Miller made 25 starts in a Blues uniform. He went 12-12-1 with a 2.53 goals-against average and a .901 save percentage.

In six playoff games Miller had a 2.70 GAA and a .897 save percentage.

Many fans will blame Miller for this series loss, but that’s not fair. Miller kept the Blues in the first five games but the team couldn’t come through with the goals they needed to win Games 3, 4 or 5.

That said, what happens with Miller and the Blues will be interesting. The 33-year-old made $6.25 million this season and will likely want similar money annually on the open market.

Do the Blues want him back? Does he even want to be back?

Those are questions we don’t have answers to right now.

Backup Brian Elliott is also an unrestricted free agent and the Blues have prospect Jake Allen waiting for his chance.


St. Louis could save money by handing the job to Allen and trying to re-sign Elliott, who made $1.8 million this season. But are the Blues willing to go with a young goalie on a team that should once again be among the best in the West next year?

If goalie is the biggest concern going into the offseason, adding another goal-scorer may be 1A.

The Blues’ lack of scoring was an issue in the second half of the regular season and then became the difference in losing four straight games to end this series.

After scoring eight goals in the first two games, St. Louis scored just six goals over the final four games.

The Blues had chances to win Game 4 in Chicago and Game 5 in St. Louis. Win both of those and they’re moving on. Win either of those games and they’re going to Game 7 on Tuesday.

The Blues’ balanced scoring throughout the regular season was one of their strengths, but they needed more late in the regular season and in this playoff series.

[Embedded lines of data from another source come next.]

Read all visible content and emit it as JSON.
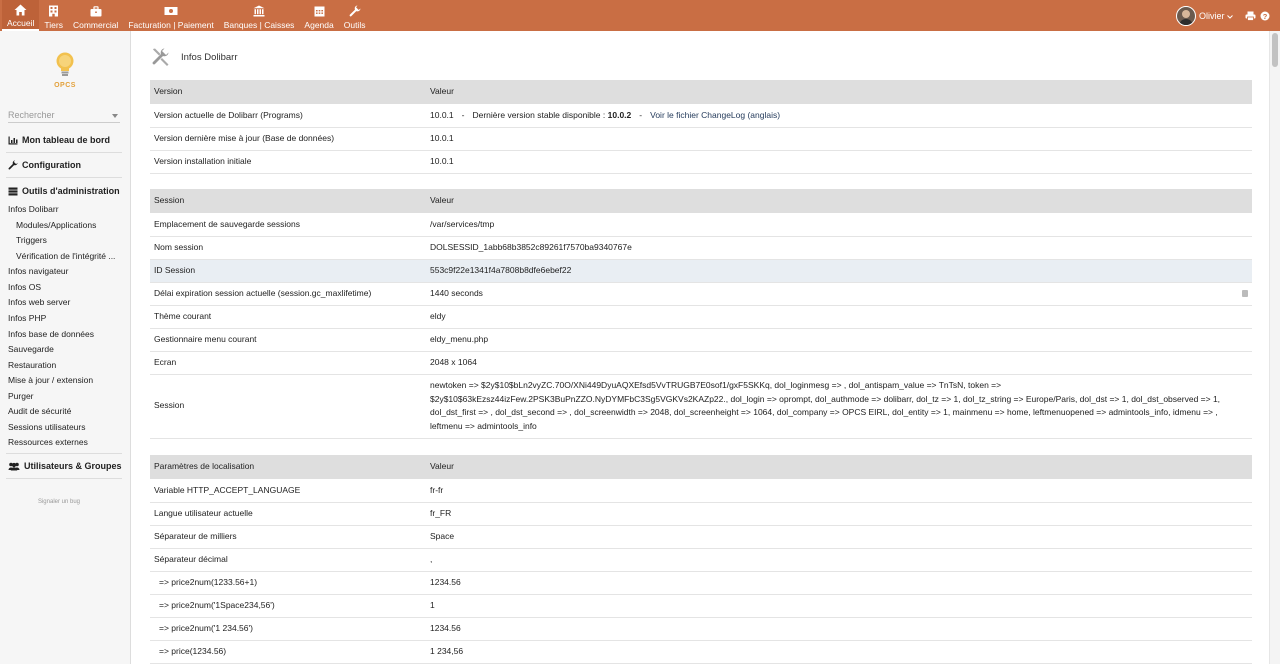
{
  "topmenu": [
    {
      "label": "Accueil",
      "icon": "home-icon",
      "active": true
    },
    {
      "label": "Tiers",
      "icon": "building-icon"
    },
    {
      "label": "Commercial",
      "icon": "briefcase-icon"
    },
    {
      "label": "Facturation | Paiement",
      "icon": "banknote-icon"
    },
    {
      "label": "Banques | Caisses",
      "icon": "bank-icon"
    },
    {
      "label": "Agenda",
      "icon": "calendar-icon"
    },
    {
      "label": "Outils",
      "icon": "wrench-icon"
    }
  ],
  "user": {
    "name": "Olivier"
  },
  "colors": {
    "topbar": "#c96e44",
    "link": "#263c5c",
    "header_row": "#dedede",
    "highlight_row": "#e9eef3"
  },
  "sidebar": {
    "logo_text": "OPCS",
    "search_placeholder": "Rechercher",
    "dashboard": "Mon tableau de bord",
    "configuration": "Configuration",
    "admin_tools": "Outils d'administration",
    "items": [
      "Infos Dolibarr",
      "Modules/Applications",
      "Triggers",
      "Vérification de l'intégrité ...",
      "Infos navigateur",
      "Infos OS",
      "Infos web server",
      "Infos PHP",
      "Infos base de données",
      "Sauvegarde",
      "Restauration",
      "Mise à jour / extension",
      "Purger",
      "Audit de sécurité",
      "Sessions utilisateurs",
      "Ressources externes"
    ],
    "users_groups": "Utilisateurs & Groupes",
    "report_bug": "Signaler un bug"
  },
  "page": {
    "title": "Infos Dolibarr"
  },
  "version_table": {
    "header": [
      "Version",
      "Valeur"
    ],
    "current_label": "Version actuelle de Dolibarr (Programs)",
    "current_value": "10.0.1",
    "stable_label": "Dernière version stable disponible :",
    "stable_value": "10.0.2",
    "changelog_link": "Voir le fichier ChangeLog (anglais)",
    "rows": [
      [
        "Version dernière mise à jour (Base de données)",
        "10.0.1"
      ],
      [
        "Version installation initiale",
        "10.0.1"
      ]
    ]
  },
  "session_table": {
    "header": [
      "Session",
      "Valeur"
    ],
    "rows": [
      [
        "Emplacement de sauvegarde sessions",
        "/var/services/tmp"
      ],
      [
        "Nom session",
        "DOLSESSID_1abb68b3852c89261f7570ba9340767e"
      ],
      [
        "ID Session",
        "553c9f22e1341f4a7808b8dfe6ebef22"
      ],
      [
        "Délai expiration session actuelle (session.gc_maxlifetime)",
        "1440 seconds"
      ],
      [
        "Thème courant",
        "eldy"
      ],
      [
        "Gestionnaire menu courant",
        "eldy_menu.php"
      ],
      [
        "Ecran",
        "2048 x 1064"
      ]
    ],
    "session_label": "Session",
    "session_value": "newtoken => $2y$10$bLn2vyZC.70O/XNi449DyuAQXEfsd5VvTRUGB7E0sof1/gxF5SKKq, dol_loginmesg => , dol_antispam_value => TnTsN, token => $2y$10$63kEzsz44izFew.2PSK3BuPnZZO.NyDYMFbC3Sg5VGKVs2KAZp22., dol_login => oprompt, dol_authmode => dolibarr, dol_tz => 1, dol_tz_string => Europe/Paris, dol_dst => 1, dol_dst_observed => 1, dol_dst_first => , dol_dst_second => , dol_screenwidth => 2048, dol_screenheight => 1064, dol_company => OPCS EIRL, dol_entity => 1, mainmenu => home, leftmenuopened => admintools_info, idmenu => , leftmenu => admintools_info"
  },
  "locale_table": {
    "header": [
      "Paramètres de localisation",
      "Valeur"
    ],
    "rows": [
      [
        "Variable HTTP_ACCEPT_LANGUAGE",
        "fr-fr"
      ],
      [
        "Langue utilisateur actuelle",
        "fr_FR"
      ],
      [
        "Séparateur de milliers",
        "Space"
      ],
      [
        "Séparateur décimal",
        ","
      ],
      [
        "=> price2num(1233.56+1)",
        "1234.56"
      ],
      [
        "=> price2num('1Space234,56')",
        "1"
      ],
      [
        "=> price2num('1 234.56')",
        "1234.56"
      ],
      [
        "=> price(1234.56)",
        "1 234,56"
      ]
    ]
  }
}
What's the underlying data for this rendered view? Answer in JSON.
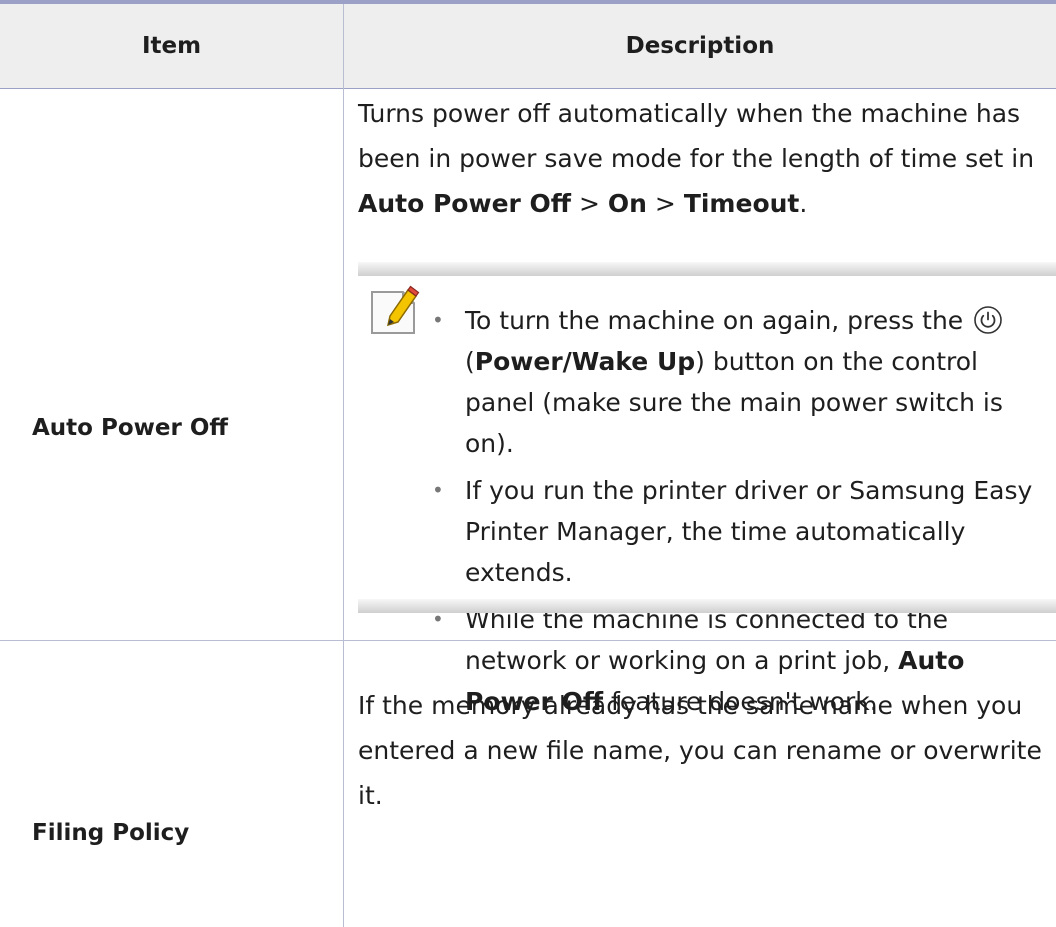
{
  "table": {
    "headers": {
      "item": "Item",
      "description": "Description"
    },
    "rows": [
      {
        "item": "Auto Power Off",
        "description": {
          "p1": "Turns power off automatically when the machine has been in power save mode for the length of time set in ",
          "path_a": "Auto Power Off",
          "sep1": " > ",
          "path_b": "On",
          "sep2": " > ",
          "path_c": "Timeout",
          "end": "."
        },
        "note": {
          "icon": "note-pencil-icon",
          "bullet_char": "•",
          "b1": {
            "pre": "To turn the machine on again, press the ",
            "icon": "power-icon",
            "open": " (",
            "bold": "Power/Wake Up",
            "post": ") button on the control panel (make sure the main power switch is on)."
          },
          "b2": {
            "text": "If you run the printer driver or Samsung Easy Printer Manager, the time automatically extends."
          },
          "b3": {
            "pre": "While the machine is connected to the network or working on a print job, ",
            "bold": "Auto Power Off",
            "post": " feature doesn't work."
          }
        }
      },
      {
        "item": "Filing Policy",
        "description": {
          "text": "If the memory already has the same name when you entered a new file name, you can rename or overwrite it."
        }
      }
    ]
  }
}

Among its forwards, St. Louis got four goals in this series from Vladimir Tarasenko, two from Oshie and one apiece from Alexander Steen, Jaden Schwartz, Adam Cracknell, Maxim Lapierre and Chris Porter. Backes did not score a goal in his four games.

Adding another goal-scorer could also help a woeful power-play unit that scored on just two of 29 opportunities (6.9 percent) in the playoffs and scored once in 16 tries (6.25 percent) in the four losses.

This goal-scoring issue could take care of itself with further development from Tarasenko and Schwartz and the addition of prospect Ty Rattie, but adding another scorer can’t hurt.

With players such as Alex Pietrangelo, Jay Bouwmeester, Steen, Oshie and Kevin Shattenkirk under contract through the 2016-17 season, the Blues have positioned themselves to be a contender for the next few seasons.

Armstrong will have some difficult decisions to make, but with most of the roster under contract for next season he’ll be able to concentrate on the Blues’ biggest areas of need and have the opportunity to add the pieces St. Louis needs to make a playoff run next April.

"This team’s real close," Ott told reporters Sunday. "Real close to being something special."

You can follow Nate Latsch on Twitter (@natelatsch) or email him at natelatsch@gmail.com